50 Years, 50 Movies (2022): The Quiet Girl

I will turn 50 in November of this year, so my project for 2023 will be to watch and review one movie from each year of my life.  The only qualification is that it has to be a movie I’ve not reviewed previously. 


Top Grossing Movies in 2022:

Best Picture Oscar Nominees and Winners in 2022:

Other Movies I’ve Reviewed from 2022:

Title:  An Cailín Ciúin
Release Date: 12 May 2022
Director: Colm Bairéad
Production Company: Inscéal  | Fís Éireann / Screen Ireland | TG4 | Broadcasting Authority of Ireland

Many’s the person missed the opportunity to say nothing and lost much because of it.

The title of The Quiet Girl echoes that of The Quiet Man, the quintessential Hollywood fabrication of Ireland.  Unlike the John Wayne movie, The Quiet Girl is made in Ireland and the dialogue is primarily in the Irish language (Gaeilge). One of the interesting aspects of the movie is the code-switching the characters do between their native tongue and the English forced upon the country through imperialism.

Set in 1981, the movie tells the story of Cáit (Catherine Clinch), a nine-year-old in a large family in rural Ireland.  Cáit’s father (Michael Patric) is an alcoholic and a layabout while her mother (Kate Nic Chonaonaigh) is overextended with caring for the children, including a toddler, and expecting another baby soon. Neglected by her parents and teased by her older siblings as “the weird one,” Cáit has no outlet but to run away and hide.

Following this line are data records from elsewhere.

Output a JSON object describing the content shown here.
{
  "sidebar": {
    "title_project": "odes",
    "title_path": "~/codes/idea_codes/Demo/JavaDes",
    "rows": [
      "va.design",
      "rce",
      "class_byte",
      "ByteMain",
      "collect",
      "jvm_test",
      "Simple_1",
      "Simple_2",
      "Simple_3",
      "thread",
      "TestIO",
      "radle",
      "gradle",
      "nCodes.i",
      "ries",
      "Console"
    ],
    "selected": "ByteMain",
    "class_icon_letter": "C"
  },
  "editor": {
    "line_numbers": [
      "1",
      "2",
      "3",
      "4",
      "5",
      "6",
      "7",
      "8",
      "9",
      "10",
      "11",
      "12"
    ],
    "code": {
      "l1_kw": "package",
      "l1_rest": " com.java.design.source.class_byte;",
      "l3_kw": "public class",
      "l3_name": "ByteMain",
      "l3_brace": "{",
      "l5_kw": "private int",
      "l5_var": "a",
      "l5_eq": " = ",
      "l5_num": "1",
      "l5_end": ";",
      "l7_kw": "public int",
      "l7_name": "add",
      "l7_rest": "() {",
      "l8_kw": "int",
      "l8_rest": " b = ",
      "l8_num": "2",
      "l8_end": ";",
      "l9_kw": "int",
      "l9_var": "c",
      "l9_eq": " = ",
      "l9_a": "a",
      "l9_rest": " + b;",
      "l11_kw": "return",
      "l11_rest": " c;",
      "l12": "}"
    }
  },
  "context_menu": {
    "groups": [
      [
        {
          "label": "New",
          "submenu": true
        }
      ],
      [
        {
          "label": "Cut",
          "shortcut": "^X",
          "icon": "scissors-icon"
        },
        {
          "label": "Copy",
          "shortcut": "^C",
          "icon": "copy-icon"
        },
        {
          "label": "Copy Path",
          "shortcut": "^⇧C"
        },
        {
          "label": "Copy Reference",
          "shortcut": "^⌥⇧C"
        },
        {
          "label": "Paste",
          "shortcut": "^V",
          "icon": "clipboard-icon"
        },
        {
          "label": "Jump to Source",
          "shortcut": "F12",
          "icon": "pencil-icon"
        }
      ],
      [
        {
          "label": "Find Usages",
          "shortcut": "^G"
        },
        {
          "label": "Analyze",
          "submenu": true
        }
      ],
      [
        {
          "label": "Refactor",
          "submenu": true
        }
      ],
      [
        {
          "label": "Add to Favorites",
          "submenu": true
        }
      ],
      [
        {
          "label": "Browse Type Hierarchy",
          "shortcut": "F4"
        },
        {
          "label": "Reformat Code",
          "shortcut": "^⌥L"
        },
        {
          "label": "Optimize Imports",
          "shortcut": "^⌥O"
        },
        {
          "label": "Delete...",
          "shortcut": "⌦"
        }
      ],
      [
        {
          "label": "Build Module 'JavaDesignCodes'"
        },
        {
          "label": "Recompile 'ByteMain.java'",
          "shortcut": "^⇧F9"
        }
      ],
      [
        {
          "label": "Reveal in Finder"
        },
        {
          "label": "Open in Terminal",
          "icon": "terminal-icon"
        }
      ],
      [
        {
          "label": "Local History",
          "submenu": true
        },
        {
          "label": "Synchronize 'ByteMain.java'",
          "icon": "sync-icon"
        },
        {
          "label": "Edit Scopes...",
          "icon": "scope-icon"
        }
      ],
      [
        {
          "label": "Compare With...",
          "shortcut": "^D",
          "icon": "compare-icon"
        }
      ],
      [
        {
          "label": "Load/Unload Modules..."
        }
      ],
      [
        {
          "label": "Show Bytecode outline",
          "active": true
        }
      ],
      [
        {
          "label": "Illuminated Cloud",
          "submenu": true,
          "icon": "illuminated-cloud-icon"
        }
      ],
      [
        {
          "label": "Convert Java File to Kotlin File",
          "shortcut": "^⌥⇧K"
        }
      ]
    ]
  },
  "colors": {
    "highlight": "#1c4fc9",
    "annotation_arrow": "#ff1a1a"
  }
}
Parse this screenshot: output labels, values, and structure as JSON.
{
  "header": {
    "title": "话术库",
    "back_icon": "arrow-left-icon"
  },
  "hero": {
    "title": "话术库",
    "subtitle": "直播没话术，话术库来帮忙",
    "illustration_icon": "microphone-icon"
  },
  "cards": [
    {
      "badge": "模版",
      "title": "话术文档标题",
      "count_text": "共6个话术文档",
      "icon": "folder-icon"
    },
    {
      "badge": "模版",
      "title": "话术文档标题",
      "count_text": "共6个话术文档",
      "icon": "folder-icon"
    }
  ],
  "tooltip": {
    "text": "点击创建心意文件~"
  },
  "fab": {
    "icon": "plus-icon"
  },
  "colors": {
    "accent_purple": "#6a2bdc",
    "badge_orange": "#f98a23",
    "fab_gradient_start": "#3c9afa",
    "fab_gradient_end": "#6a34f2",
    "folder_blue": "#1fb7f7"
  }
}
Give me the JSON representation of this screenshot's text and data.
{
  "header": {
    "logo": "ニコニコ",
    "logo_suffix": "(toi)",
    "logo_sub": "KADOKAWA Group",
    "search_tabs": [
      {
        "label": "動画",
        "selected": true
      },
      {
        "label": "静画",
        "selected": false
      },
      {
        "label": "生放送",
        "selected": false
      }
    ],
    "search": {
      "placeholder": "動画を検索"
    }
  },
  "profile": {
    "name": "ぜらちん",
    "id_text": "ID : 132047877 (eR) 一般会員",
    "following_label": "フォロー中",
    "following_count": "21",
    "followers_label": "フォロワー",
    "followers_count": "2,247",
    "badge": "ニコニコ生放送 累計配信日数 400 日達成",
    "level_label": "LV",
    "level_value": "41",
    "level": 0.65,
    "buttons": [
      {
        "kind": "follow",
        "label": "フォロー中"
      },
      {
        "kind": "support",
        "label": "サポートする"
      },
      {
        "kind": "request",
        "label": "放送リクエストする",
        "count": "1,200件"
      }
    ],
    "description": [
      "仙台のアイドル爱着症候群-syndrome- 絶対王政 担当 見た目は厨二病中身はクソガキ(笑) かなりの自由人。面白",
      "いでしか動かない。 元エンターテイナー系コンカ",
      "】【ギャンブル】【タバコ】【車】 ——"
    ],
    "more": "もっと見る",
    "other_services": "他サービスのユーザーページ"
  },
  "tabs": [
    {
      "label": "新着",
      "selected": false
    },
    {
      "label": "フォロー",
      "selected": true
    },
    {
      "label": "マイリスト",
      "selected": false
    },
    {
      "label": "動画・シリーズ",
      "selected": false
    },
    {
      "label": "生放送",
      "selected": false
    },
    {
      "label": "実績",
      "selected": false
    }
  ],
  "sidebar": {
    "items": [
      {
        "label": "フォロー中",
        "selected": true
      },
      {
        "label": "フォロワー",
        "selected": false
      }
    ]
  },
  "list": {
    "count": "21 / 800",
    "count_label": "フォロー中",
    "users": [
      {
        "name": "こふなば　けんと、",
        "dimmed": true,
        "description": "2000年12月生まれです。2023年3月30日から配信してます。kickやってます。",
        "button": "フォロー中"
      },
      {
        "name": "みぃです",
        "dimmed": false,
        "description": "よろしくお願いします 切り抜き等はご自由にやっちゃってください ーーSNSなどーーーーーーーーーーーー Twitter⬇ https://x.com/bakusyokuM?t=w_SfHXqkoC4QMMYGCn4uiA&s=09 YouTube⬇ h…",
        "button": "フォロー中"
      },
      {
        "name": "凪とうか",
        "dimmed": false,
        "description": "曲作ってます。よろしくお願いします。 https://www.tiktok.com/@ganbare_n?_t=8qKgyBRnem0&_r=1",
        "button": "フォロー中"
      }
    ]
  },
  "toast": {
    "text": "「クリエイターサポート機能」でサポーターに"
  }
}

Cáit’s parents decide that until the baby is born, that she should live with her mother’s distant cousins on a farm three hours away in County Waterford.  They are strangers to Cáit, but Eibhlín (Carrie Crowley) warmly welcomes her into their household with more affection than we’ve ever seen from her parents. Seán (Andrew Bennet) is reserved at first, but eventually he and Cáit form a strong bond working on the farm together.  It’s clear that Cáit is blossoming from being loved for the first time, and that Eibhlín and Seán are finding something they were missing as well.

This is a beautiful and gentle story and it uses the language of film to portray the perspective of a child, with all the wonders and horrors that entails.  I actually felt so angry early on because the way Cáit’s family treats is atrocious and inexcusable. But I felt even more emotional at the acts of kindness and love when Cáit finds her true family with Eibhlín and Seán.

Rating: ****1/2